Your instructions ▸ Work through the data line by line, gathering every line that has the word "true".

The input ▸
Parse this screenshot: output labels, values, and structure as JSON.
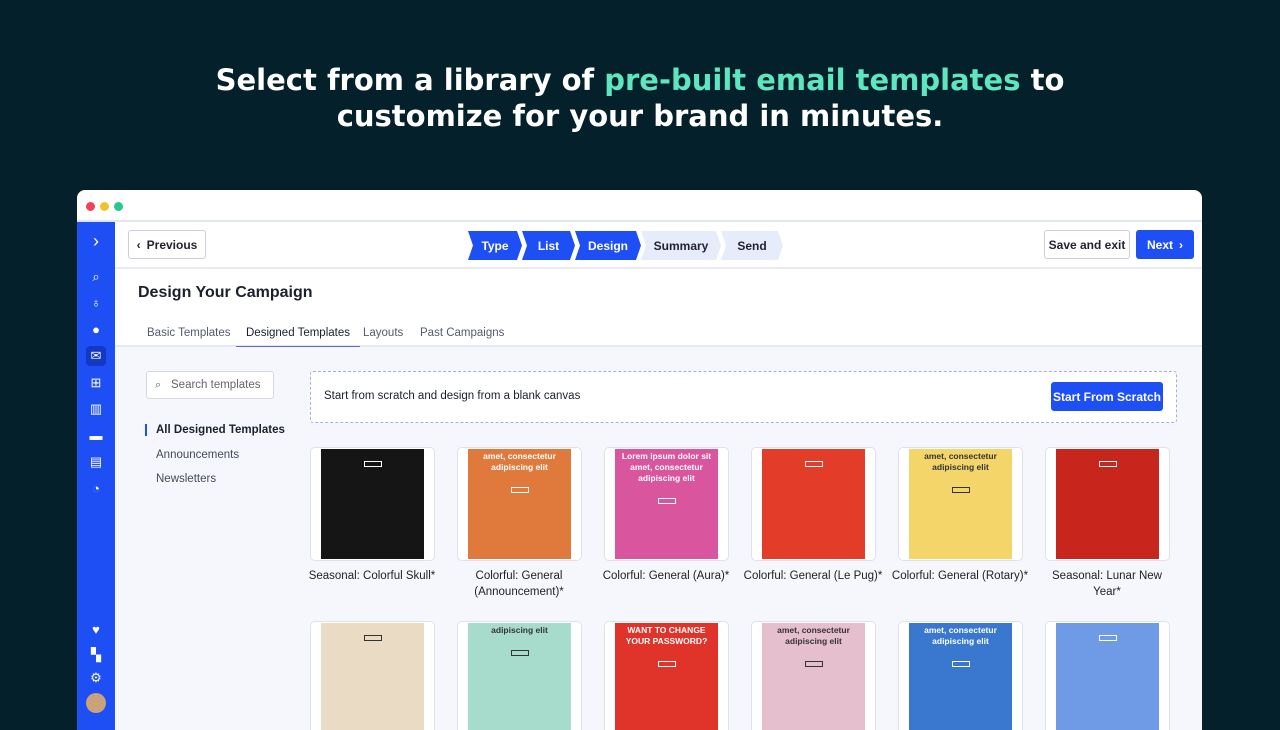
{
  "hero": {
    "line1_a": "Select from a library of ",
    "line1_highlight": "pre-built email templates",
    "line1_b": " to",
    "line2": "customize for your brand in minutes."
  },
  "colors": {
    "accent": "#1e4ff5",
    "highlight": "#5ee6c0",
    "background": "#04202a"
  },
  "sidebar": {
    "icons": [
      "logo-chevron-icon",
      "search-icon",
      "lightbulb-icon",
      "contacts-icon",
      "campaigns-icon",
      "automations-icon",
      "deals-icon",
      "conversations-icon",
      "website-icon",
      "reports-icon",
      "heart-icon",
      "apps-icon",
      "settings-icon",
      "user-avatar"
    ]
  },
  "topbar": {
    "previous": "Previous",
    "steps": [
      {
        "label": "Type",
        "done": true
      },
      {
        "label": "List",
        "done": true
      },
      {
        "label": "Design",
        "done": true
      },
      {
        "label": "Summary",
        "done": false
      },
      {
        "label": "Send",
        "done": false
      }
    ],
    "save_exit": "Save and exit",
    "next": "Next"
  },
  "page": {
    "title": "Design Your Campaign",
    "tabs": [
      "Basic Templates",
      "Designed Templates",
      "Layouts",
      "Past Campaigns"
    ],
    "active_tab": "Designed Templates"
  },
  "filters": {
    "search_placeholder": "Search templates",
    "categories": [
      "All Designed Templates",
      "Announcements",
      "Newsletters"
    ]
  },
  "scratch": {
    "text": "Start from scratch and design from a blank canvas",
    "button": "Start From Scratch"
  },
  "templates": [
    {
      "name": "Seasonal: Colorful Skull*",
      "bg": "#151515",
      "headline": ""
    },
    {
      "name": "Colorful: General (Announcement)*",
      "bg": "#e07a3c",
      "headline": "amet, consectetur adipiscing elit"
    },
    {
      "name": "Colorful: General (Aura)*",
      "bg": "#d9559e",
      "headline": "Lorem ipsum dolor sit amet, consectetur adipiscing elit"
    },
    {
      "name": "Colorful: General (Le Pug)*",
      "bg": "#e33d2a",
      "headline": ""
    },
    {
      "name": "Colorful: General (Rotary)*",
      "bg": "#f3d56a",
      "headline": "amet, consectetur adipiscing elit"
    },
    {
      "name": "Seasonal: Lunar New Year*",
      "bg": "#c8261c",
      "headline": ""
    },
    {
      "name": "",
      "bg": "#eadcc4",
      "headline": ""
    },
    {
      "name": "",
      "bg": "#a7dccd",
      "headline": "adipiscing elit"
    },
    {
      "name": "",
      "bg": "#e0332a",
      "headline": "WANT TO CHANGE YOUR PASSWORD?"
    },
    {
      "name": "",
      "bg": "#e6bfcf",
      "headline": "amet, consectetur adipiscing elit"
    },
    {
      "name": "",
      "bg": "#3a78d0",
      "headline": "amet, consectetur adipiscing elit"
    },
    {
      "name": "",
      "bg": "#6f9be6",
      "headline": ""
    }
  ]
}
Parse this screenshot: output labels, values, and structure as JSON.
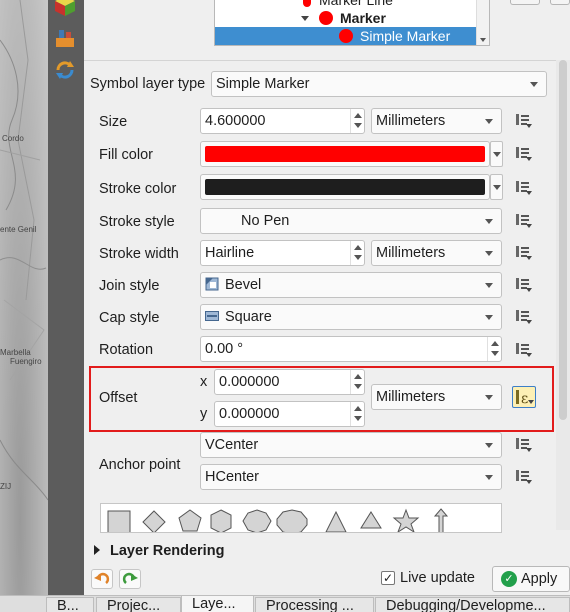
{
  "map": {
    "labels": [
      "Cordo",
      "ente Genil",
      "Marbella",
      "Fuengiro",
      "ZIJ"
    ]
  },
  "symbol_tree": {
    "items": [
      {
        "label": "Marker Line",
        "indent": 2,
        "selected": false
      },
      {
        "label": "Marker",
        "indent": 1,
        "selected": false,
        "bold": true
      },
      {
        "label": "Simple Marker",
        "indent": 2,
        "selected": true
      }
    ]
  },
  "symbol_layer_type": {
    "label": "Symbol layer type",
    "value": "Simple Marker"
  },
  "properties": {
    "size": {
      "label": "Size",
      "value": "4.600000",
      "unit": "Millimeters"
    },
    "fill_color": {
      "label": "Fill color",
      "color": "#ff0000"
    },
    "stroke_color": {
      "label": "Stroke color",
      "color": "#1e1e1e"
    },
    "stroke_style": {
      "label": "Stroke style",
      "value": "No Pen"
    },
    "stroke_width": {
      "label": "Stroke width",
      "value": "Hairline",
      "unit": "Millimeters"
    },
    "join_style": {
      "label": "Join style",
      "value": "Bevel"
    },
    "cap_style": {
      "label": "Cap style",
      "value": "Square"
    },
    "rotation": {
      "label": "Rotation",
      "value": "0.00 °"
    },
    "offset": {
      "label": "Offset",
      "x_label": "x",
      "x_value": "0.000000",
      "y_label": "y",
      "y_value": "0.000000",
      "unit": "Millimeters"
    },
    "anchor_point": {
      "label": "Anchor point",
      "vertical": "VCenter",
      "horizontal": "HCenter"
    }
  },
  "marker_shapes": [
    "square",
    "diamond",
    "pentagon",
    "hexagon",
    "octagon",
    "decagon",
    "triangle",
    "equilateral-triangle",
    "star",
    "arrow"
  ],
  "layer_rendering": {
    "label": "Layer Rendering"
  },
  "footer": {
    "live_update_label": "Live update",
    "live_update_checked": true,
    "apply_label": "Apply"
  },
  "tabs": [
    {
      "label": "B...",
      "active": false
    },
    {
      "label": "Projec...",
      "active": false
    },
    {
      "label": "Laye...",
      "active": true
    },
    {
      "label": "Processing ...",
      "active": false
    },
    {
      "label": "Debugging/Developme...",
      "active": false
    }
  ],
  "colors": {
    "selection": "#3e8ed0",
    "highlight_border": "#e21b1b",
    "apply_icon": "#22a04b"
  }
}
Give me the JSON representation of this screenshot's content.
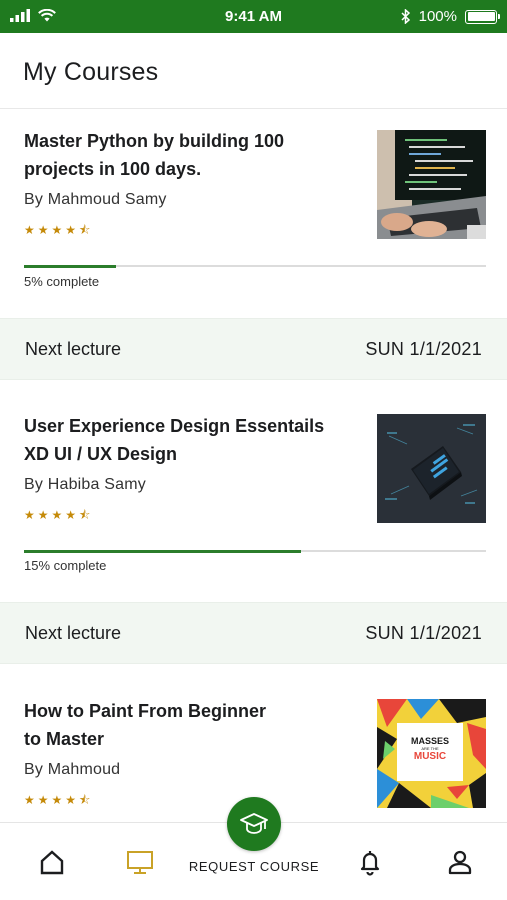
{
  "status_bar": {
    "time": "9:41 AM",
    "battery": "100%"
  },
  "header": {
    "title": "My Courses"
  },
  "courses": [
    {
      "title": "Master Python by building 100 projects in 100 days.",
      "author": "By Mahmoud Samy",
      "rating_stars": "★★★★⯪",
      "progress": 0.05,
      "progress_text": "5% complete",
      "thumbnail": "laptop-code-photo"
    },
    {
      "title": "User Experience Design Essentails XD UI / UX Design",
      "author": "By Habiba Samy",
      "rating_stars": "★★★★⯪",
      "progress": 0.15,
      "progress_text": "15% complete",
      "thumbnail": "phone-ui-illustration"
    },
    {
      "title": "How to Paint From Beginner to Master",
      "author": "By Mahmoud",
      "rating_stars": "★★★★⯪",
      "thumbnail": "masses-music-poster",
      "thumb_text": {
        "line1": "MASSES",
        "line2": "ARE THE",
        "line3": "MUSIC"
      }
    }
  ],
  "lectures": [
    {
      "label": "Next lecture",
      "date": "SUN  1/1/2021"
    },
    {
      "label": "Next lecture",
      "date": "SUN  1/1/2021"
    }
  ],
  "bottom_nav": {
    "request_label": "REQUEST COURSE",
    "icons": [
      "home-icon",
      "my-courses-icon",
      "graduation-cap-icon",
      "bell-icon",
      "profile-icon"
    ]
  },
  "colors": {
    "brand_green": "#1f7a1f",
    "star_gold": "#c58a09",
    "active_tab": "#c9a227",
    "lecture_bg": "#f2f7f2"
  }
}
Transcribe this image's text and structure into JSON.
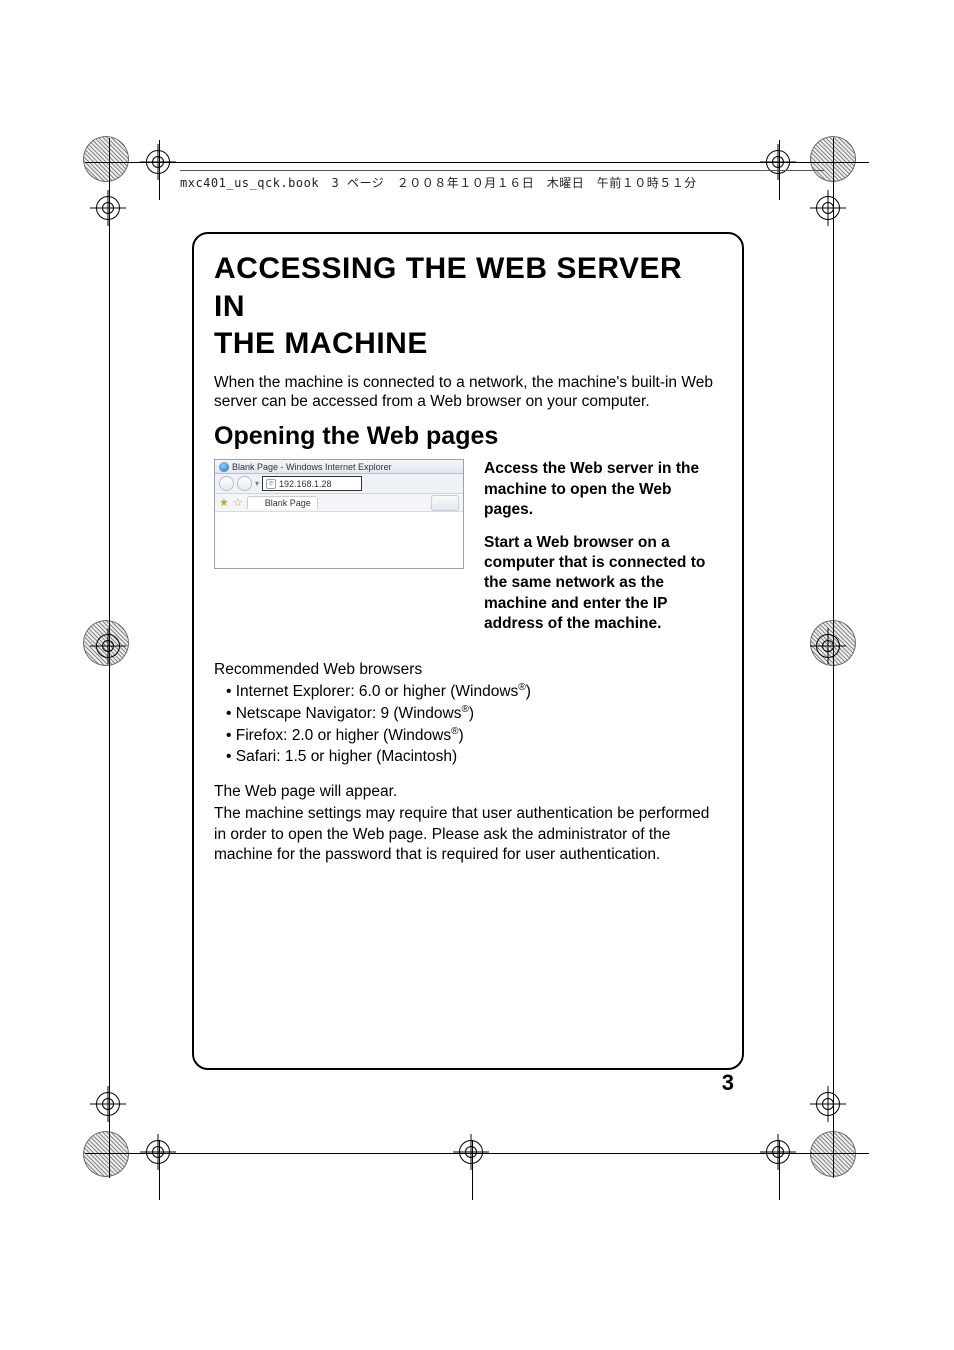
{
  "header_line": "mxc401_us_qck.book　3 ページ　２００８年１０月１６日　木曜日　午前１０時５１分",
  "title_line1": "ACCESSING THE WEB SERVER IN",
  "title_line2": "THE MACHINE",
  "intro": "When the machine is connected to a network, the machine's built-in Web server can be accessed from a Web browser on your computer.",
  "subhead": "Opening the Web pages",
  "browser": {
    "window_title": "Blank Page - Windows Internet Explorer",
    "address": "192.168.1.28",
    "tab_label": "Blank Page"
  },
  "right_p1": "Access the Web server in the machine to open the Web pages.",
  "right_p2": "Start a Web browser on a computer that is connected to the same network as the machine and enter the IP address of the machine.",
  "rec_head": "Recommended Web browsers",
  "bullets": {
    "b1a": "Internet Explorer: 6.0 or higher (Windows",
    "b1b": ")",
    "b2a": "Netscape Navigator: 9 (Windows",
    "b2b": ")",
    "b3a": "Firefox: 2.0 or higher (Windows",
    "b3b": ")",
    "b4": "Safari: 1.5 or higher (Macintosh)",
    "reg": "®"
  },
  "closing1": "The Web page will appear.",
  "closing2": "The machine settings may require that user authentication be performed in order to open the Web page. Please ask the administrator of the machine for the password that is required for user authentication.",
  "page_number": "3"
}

Answer space ▸
        "done": true
        "done": true
        "done": true
        "bold": true
        "selected": true
    "live_update_checked": true,
      "active": true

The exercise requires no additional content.